November seemed like it disappeared in a flash. One minute I was sat in the Waterstones café setting down the first tentative words of my Nanowrimo project, the next I was plugging the numbers in to the website to get my little winners medal. 50,000 words in 30 days is the goal. I managed it in 27.
I went in knowing I was going to give it my best shot, but I had some reservations. I wasn’t entirely sure I would be able to give it the time it needed. Coincidentally I had the first week of the month off from work, which gave me a good boost at the beginning, but for the rest of the month my schedule away from writing was far more hectic than usual. Work has been intense and demanding a huge amount of my time and energy, both physical and emotional. I was certain at some point it would all catch up with me and something would give. But it didn’t. I found time to write every day but one, and wrote more on average than was required to finish on time. The intensity of it was actually very useful. It gave me an outlet that I needed. A thing that wasn’t work to focus on.

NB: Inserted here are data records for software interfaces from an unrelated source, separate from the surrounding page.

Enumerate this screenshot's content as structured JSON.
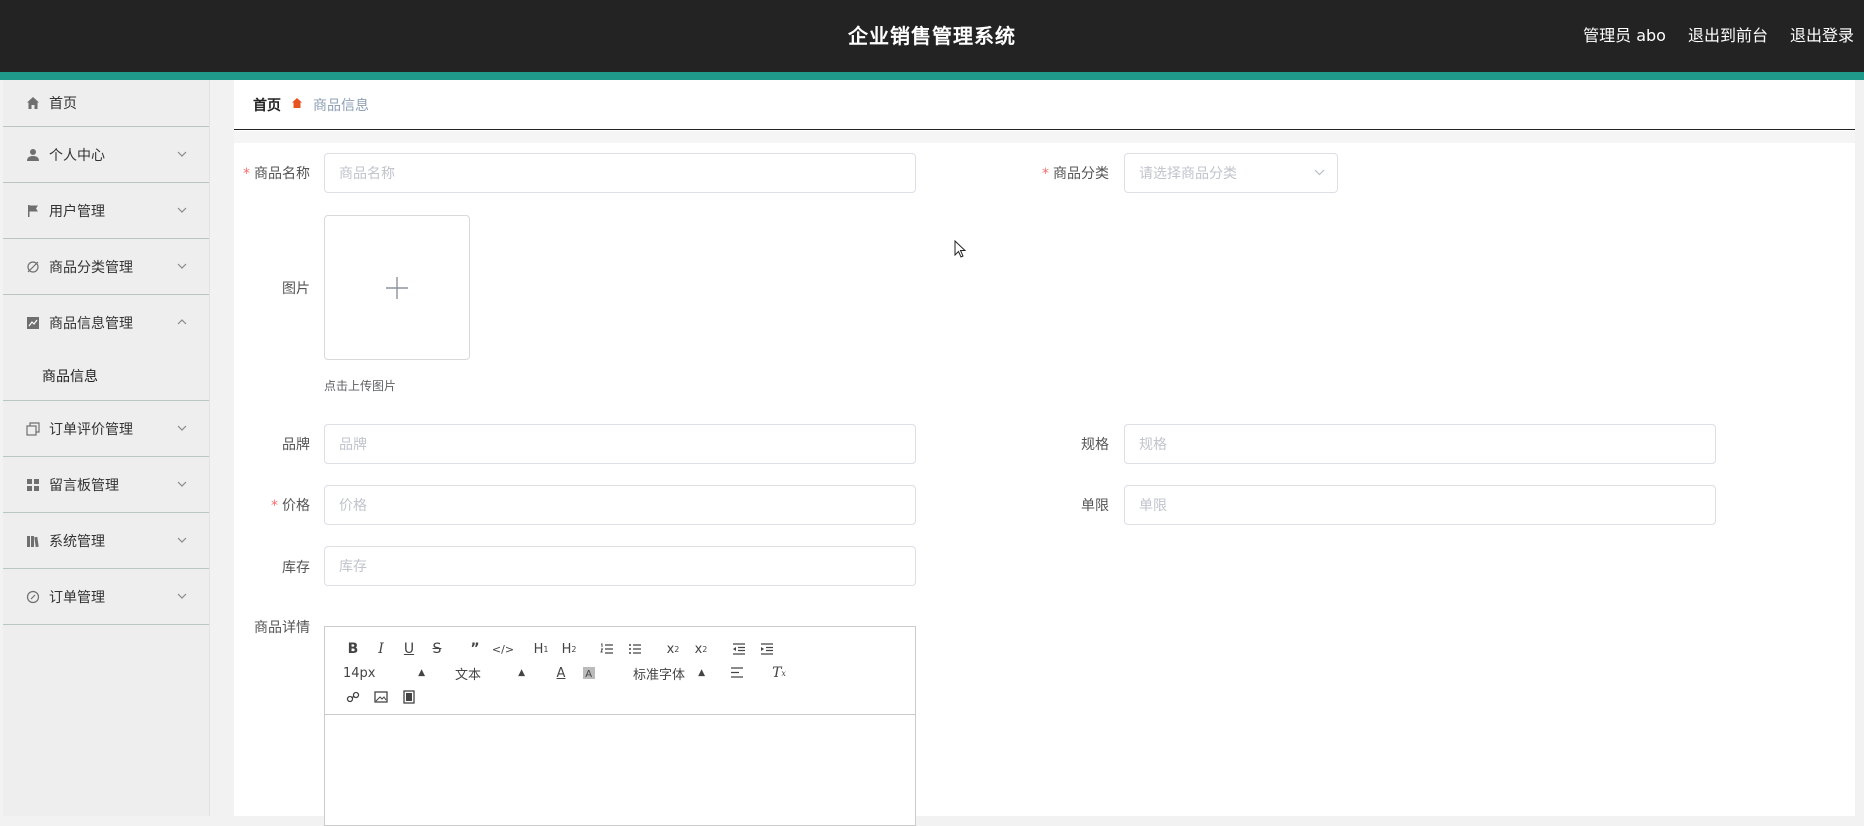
{
  "header": {
    "title": "企业销售管理系统",
    "admin": "管理员 abo",
    "to_front": "退出到前台",
    "logout": "退出登录"
  },
  "sidebar": {
    "items": [
      {
        "label": "首页",
        "icon": "home-icon"
      },
      {
        "label": "个人中心",
        "icon": "user-icon"
      },
      {
        "label": "用户管理",
        "icon": "flag-icon"
      },
      {
        "label": "商品分类管理",
        "icon": "disabled-icon"
      },
      {
        "label": "商品信息管理",
        "icon": "chart-icon"
      },
      {
        "label": "订单评价管理",
        "icon": "copy-icon"
      },
      {
        "label": "留言板管理",
        "icon": "grid-icon"
      },
      {
        "label": "系统管理",
        "icon": "library-icon"
      },
      {
        "label": "订单管理",
        "icon": "compass-icon"
      }
    ],
    "subitem": "商品信息"
  },
  "breadcrumb": {
    "home": "首页",
    "current": "商品信息"
  },
  "form": {
    "name_label": "商品名称",
    "name_placeholder": "商品名称",
    "category_label": "商品分类",
    "category_placeholder": "请选择商品分类",
    "image_label": "图片",
    "upload_tip": "点击上传图片",
    "brand_label": "品牌",
    "brand_placeholder": "品牌",
    "spec_label": "规格",
    "spec_placeholder": "规格",
    "price_label": "价格",
    "price_placeholder": "价格",
    "limit_label": "单限",
    "limit_placeholder": "单限",
    "stock_label": "库存",
    "stock_placeholder": "库存",
    "detail_label": "商品详情"
  },
  "editor": {
    "size": "14px",
    "header": "文本",
    "font": "标准字体"
  },
  "colors": {
    "topbar": "#232323",
    "accent": "#1f9a8a",
    "required": "#f56c6c"
  }
}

I wrote in cafés, I wrote at home, I wrote at work during my lunch break, I wrote in the kitchen while I was cooking. I wrote fast and I didn’t look back. Now, looking at my scruffy first draft, I can hardly remember where all these words came from.
This was my first successful attempt at Nanowrimo, and was the first time I have ever gone into it with a decent plan for what I was doing. I had a near complete outline, themes, characters and some specific scenes in mind for key points in the story. Really by the time November started I was straining at the leash to get going and so the first 10,000 words spilled out so easily that I was starting to wonder why the whole endeavour had seemed difficult at all. By 30,000 words, I had remembered. There came a point where I had written everything I had planned to write and was struggling to keep the momentum up. Around the middle of the month I started to falter.

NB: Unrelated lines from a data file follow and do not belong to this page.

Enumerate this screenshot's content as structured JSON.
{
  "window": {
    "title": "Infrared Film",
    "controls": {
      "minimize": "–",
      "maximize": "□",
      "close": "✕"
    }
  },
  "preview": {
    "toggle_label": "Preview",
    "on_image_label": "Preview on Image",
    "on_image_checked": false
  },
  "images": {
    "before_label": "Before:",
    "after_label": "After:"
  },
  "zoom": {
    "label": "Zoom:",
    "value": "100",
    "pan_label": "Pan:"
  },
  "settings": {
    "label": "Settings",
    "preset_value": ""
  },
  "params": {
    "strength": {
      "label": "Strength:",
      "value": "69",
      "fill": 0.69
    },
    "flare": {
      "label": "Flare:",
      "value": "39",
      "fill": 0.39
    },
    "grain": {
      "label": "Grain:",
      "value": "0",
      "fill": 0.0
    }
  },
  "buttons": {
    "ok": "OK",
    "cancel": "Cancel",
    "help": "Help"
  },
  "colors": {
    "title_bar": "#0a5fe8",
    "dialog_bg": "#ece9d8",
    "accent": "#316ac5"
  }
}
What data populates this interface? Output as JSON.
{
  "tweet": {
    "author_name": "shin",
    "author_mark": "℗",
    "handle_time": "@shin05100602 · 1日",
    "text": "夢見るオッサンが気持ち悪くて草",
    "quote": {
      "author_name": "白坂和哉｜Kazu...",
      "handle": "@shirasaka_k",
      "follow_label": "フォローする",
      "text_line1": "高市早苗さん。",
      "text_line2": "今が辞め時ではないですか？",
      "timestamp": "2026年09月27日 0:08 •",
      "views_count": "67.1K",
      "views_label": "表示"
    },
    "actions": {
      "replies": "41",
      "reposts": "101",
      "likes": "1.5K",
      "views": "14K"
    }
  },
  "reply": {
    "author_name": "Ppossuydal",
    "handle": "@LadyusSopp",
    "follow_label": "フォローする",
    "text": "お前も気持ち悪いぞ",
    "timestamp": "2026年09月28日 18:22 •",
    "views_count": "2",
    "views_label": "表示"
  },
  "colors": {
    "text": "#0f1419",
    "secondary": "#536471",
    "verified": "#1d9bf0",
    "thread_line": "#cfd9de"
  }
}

But things kept happening. I would stare at the screen for twenty minutes, and then a character would take the lead – say something I wasn’t expecting, do something I wasn’t expecting – and I’d be off again. By the time I set down my 50,000th word I had a complete arc of the story I had intended to write, but with some huge gaps here and there and a bunch of inconsistencies to resolve. I am taking a little break from it for a while. I’m going to get Christmas out of the way, I’m going to wait for the intensity of my work life to lessen a little, and then I’m getting back in there. I’m excited about this novel. I think it’s got something.

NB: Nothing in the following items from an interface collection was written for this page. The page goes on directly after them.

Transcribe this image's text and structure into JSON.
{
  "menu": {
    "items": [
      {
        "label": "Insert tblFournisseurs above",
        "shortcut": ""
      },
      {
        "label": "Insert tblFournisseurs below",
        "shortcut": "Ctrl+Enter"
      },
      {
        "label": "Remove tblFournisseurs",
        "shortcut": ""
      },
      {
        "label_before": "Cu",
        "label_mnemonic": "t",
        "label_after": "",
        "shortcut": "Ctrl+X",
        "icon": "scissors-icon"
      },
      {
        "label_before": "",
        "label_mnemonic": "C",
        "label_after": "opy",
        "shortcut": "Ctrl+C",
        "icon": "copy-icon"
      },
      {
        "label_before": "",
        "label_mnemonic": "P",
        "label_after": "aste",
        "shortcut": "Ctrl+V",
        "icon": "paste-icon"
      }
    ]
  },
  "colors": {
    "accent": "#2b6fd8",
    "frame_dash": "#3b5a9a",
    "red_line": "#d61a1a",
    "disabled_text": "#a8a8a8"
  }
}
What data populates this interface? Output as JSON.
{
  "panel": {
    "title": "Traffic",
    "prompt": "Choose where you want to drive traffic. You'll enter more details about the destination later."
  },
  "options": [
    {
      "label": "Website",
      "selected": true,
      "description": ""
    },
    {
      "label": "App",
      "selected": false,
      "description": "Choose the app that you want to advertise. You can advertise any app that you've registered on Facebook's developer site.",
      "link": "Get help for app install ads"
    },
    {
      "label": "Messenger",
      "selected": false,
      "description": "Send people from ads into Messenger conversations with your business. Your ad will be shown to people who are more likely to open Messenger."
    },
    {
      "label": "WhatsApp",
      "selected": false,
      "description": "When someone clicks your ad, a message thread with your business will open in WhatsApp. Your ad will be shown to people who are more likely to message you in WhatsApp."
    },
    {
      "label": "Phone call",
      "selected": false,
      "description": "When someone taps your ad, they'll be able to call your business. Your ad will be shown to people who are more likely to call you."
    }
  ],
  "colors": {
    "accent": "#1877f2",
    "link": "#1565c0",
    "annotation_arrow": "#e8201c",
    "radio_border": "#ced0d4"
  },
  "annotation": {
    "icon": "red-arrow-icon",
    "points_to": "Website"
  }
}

When Nanowrimo was over, once I had written my final word, it was actually hard to think what I used to do with my time before I filled every minute of it with writing. For a few days I just seemed to walk around the house, blinking in the light, trying to figure out what to do next. I’m glad I did it though. It was intense but valuable. I went from having an idea I was excited about and a few pages of notes to a (very rough) first draft in an amazingly short space of time. And the knowledge that I was sharing the experience with other writers all over the world was surprisingly motivating. I didn’t make it to any of my local groups write-ins and meet ups, thanks to my busy schedule, which was a shame. I would have liked to. But maybe next year, since I am sure I will want to do this again.